I’ve always liked Ron Perlman. He’s great not only in the Hellboy movies but in virtually every role he assays, going back to his “Beauty and the Beast” days. He has enormous presence and he can take over a movie without thinking about it. Here, he acts as a great foil to Cage and they play nicely off of one another. It’s a bit of a buddy movie in that regard. 

Graham, who was recently seen as Capone in the HBO series “Boardwalk Empire” is fine in a small role. Foy mostly gets to cower although she has a few moments where she displays her considerable sexuality. However, of all the backing players Moore is the most memorable, walking a fine line of the character’s dogmatic devotion to the Church and his desire to be a caring prelate. Christopher Lee is unrecognizable in a brief cameo as a cardinal stricken by the plague – that’s him on the bed in the photo above.

The action sequences are fairly well-done, although the battle sequences from the Crusades at the movie’s beginning are almost all filmed with hand-held cameras which is annoying as all get-out. There are a number of battles placed back-to-back with minimal differences, which drag on far too long. The point could easily have been made with a single sequence and a few lines of dialogue.

Most of the special effects are practical make-up effects until near the end. The climactic battle is well done, and the shots of plague victims are stomach-churning but in a good way. While the vistas are meant to portray a dying land, the Austrian Alps are far too beautiful to have their majesty hidden by mud for too long. It isn’t what I’d call grand sweeping cinematography but it suffices.

This really isn’t a bad movie at all. There are far worse movies out there wrestling for your entertainment dollar but the horror aspects might be putting off a certain segment of the audience while the medieval fantasy elements put off another. It’s a tough sell, but at the end of the day, it succeeds in entertaining and you can’t really ask for more from a movie than that.

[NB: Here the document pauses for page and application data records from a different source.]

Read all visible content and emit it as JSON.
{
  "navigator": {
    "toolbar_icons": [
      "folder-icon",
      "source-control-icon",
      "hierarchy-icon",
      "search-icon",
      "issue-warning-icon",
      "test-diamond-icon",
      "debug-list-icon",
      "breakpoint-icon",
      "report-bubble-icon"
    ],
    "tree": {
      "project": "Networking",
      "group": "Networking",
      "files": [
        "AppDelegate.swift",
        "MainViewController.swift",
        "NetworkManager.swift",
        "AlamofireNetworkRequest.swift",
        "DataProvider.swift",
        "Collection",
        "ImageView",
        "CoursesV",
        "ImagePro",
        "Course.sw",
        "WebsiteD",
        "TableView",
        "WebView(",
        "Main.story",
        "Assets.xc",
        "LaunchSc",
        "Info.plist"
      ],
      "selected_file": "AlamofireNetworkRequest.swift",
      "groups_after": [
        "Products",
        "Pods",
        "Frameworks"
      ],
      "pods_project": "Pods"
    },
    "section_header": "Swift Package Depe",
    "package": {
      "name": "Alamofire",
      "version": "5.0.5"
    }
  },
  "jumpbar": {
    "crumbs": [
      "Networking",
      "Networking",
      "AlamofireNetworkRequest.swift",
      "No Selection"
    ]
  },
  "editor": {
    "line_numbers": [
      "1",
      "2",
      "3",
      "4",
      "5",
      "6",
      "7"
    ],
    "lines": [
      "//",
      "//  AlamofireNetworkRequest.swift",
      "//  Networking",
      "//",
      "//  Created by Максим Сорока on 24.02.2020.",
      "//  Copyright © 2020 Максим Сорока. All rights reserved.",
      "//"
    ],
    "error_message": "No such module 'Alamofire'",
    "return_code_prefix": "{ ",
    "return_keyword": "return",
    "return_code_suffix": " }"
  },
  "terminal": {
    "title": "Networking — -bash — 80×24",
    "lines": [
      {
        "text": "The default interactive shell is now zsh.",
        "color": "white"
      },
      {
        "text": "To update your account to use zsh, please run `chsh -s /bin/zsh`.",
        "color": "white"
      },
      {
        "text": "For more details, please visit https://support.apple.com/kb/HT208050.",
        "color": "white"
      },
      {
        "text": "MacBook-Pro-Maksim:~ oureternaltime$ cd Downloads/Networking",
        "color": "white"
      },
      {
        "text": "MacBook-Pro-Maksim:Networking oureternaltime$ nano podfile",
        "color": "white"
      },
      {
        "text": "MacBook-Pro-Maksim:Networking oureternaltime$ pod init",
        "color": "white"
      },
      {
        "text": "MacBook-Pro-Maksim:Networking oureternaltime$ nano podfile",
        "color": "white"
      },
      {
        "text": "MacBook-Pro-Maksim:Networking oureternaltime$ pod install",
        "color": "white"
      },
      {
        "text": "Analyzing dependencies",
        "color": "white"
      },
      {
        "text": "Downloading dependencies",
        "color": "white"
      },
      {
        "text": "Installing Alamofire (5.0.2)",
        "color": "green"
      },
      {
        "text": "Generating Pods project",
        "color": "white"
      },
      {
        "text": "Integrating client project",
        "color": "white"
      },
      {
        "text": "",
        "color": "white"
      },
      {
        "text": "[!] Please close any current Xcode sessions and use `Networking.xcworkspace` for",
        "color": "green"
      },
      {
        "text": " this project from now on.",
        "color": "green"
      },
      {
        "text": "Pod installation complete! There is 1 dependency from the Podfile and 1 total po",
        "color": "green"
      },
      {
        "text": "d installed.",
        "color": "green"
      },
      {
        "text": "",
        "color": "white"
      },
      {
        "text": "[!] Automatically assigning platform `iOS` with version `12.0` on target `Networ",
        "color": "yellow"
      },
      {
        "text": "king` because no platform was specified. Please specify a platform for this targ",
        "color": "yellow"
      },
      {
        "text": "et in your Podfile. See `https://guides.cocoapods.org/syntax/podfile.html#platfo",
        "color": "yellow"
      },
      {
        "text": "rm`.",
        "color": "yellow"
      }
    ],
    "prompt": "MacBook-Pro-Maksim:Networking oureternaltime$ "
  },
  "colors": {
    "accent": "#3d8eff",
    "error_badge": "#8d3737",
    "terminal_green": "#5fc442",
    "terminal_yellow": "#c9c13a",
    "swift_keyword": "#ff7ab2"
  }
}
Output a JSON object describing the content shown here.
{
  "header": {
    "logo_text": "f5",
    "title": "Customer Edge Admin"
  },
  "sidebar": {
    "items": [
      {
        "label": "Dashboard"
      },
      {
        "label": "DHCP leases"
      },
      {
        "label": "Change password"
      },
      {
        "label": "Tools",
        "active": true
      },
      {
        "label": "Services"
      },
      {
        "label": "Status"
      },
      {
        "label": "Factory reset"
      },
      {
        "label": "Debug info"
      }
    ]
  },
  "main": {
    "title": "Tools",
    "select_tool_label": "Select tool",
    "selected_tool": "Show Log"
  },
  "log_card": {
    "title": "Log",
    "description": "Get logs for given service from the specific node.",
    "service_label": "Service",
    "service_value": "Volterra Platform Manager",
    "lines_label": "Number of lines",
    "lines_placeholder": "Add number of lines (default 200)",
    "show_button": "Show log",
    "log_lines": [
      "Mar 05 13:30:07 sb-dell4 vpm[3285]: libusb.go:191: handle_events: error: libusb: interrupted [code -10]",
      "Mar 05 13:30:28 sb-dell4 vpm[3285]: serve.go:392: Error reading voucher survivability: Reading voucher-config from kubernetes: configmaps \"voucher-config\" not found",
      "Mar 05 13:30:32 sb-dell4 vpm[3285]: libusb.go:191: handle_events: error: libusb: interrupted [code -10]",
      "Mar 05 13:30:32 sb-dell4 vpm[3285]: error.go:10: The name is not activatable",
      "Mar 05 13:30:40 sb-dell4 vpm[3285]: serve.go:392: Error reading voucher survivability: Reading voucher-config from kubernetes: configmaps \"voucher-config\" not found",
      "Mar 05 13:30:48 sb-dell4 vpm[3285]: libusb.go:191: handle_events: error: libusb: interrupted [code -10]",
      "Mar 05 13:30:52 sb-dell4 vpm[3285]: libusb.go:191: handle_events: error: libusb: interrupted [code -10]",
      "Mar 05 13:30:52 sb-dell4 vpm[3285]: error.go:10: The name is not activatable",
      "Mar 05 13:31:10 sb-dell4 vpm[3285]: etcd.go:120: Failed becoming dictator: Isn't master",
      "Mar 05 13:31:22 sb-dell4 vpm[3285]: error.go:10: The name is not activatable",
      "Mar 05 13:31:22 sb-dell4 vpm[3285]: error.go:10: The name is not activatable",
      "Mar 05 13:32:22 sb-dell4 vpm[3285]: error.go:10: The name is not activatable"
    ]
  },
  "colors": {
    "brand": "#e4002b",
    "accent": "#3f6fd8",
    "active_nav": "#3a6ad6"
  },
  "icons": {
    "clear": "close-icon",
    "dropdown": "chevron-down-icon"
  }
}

REASONS TO GO: Decent special effects and solid performances by Cage, Perlman and Moore made this a better movie than I expected.

REASONS TO STAY: Too many battle sequences in shaky-cam style and a few action film clichés submarine what could have been a really strong movie.

FAMILY VALUES: There is a goodly amount of violence and some disturbing horror imagery. In addition, there’s some brief nudity.

TRIVIAL PURSUIT: The Key of Solomon is an actual work, a grimoire attributed to the biblical king but more likely first produced during the Italian Renaissance. Several editions exist today.  

HOME OR THEATER: While a few of the scenes are definitely better on a big screen, the movie works just as effectively on the small.

FINAL RATING: 6/10

TOMORROW: Quarantine